Both ends included, set down the lines from the line containing "What's the underlying" through the last line of the records below, without pictures.
Top of RECORD EXCERPTS
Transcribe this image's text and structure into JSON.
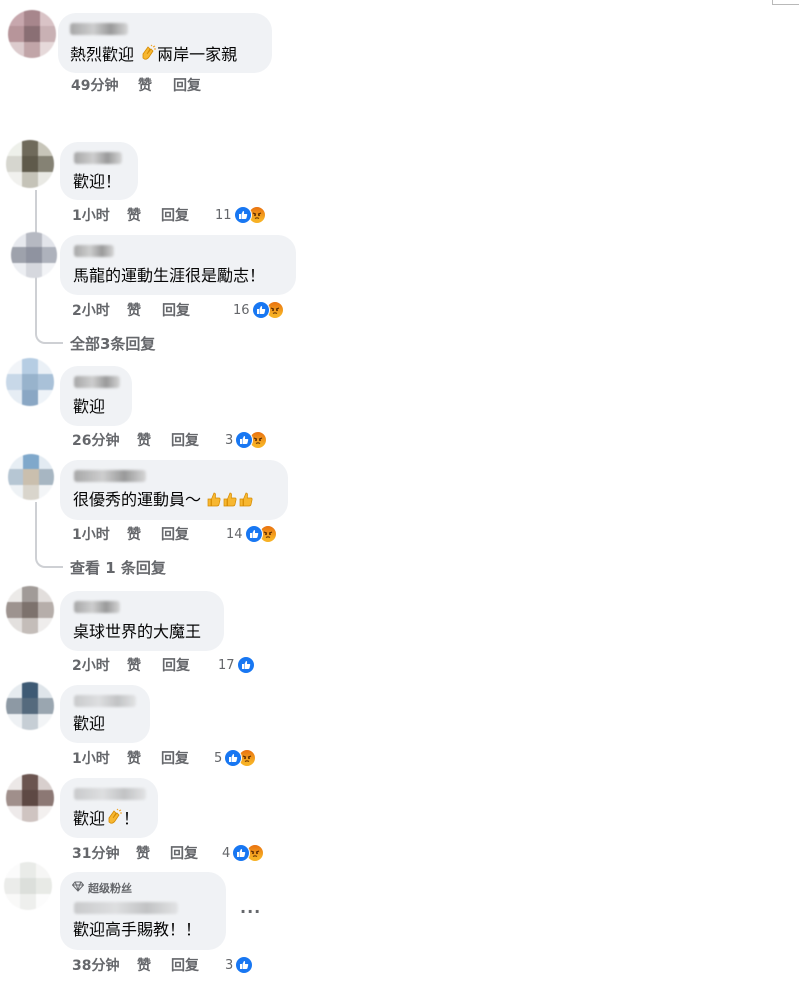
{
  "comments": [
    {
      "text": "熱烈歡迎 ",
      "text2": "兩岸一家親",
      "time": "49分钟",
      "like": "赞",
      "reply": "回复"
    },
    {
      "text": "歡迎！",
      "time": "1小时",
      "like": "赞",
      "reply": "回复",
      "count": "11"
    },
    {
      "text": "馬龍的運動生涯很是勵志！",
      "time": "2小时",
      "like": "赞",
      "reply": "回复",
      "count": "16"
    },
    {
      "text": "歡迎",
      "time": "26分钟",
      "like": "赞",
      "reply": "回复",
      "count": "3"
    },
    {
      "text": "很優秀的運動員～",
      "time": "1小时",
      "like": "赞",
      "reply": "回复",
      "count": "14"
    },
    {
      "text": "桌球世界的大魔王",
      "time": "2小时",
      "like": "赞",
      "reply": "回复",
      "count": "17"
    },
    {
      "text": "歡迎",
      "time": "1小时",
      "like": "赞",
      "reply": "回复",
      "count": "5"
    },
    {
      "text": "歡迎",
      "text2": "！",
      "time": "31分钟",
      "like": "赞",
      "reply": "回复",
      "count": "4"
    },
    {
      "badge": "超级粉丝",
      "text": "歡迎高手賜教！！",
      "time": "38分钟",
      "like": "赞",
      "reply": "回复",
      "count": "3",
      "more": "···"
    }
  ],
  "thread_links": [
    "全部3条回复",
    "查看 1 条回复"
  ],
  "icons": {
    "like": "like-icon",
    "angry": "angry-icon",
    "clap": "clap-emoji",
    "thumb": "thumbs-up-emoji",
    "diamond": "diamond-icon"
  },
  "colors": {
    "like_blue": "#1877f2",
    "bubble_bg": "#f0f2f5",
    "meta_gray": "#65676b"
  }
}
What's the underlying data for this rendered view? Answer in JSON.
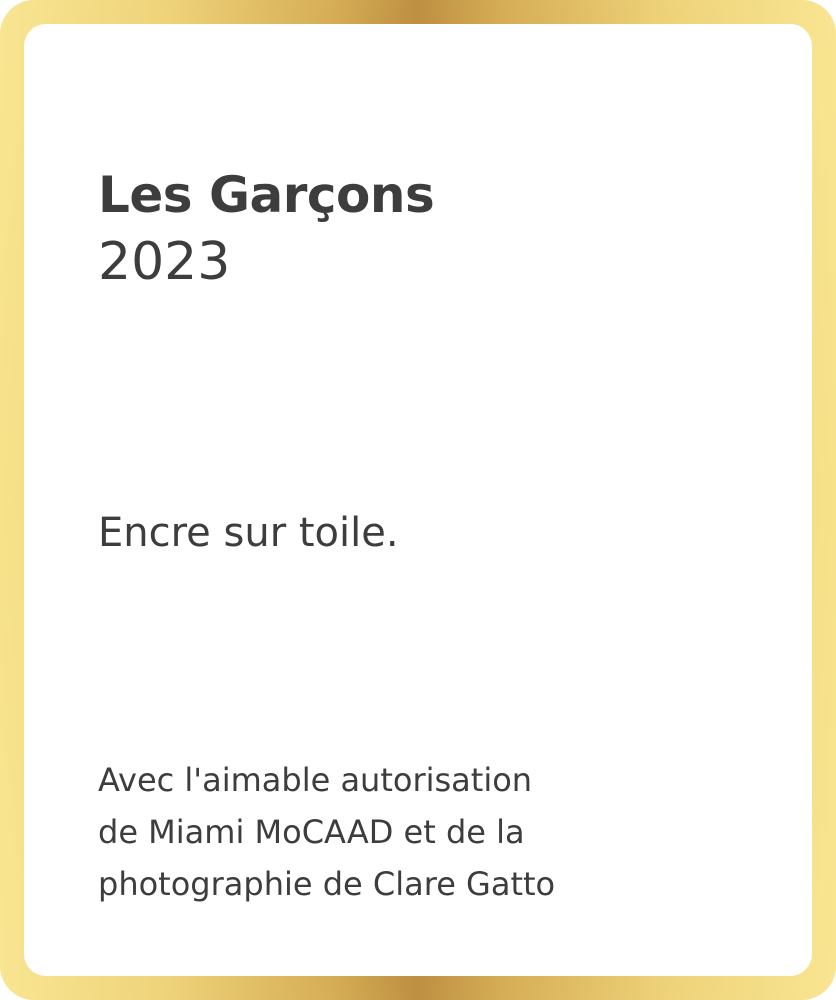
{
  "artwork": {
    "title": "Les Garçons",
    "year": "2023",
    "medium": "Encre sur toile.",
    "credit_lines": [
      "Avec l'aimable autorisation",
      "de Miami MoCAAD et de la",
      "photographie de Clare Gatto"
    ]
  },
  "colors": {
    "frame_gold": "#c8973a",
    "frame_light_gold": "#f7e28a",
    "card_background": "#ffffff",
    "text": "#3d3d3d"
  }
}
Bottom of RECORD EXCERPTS
- EXPECTED ANSWER:
What's the underlying data for this rendered view? Answer in JSON.
{
  "artwork": {
    "title": "Les Garçons",
    "year": "2023",
    "medium": "Encre sur toile.",
    "credit_lines": [
      "Avec l'aimable autorisation",
      "de Miami MoCAAD et de la",
      "photographie de Clare Gatto"
    ]
  },
  "colors": {
    "frame_gold": "#c8973a",
    "frame_light_gold": "#f7e28a",
    "card_background": "#ffffff",
    "text": "#3d3d3d"
  }
}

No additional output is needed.